TASK DIRECTIONS: The answer should be each line from the entries below that has the word "section" in it.

----- SUPPLIED DATA -----

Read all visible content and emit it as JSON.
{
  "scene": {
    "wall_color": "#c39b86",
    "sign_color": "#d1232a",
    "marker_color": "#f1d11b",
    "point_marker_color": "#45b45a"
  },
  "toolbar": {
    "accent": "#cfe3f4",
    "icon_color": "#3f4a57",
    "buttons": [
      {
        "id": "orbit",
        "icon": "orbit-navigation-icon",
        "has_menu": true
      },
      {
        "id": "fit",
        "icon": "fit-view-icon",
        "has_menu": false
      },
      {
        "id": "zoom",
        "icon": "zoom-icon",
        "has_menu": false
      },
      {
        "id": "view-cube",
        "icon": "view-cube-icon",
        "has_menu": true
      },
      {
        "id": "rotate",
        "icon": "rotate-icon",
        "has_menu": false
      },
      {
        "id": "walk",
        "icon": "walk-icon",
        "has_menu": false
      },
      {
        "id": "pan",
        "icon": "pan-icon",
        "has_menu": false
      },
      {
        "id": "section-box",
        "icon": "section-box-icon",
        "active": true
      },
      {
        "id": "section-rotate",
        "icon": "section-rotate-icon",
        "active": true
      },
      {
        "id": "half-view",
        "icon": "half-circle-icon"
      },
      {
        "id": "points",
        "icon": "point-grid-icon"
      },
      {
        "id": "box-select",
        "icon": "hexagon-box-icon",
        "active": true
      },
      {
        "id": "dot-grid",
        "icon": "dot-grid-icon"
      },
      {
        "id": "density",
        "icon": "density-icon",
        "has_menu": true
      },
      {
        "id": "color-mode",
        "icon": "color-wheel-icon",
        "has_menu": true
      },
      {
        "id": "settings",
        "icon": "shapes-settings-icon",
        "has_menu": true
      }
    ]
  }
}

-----

EXERCISE SOLUTION:
        "id": "section-box",
        "icon": "section-box-icon",
        "id": "section-rotate",
        "icon": "section-rotate-icon",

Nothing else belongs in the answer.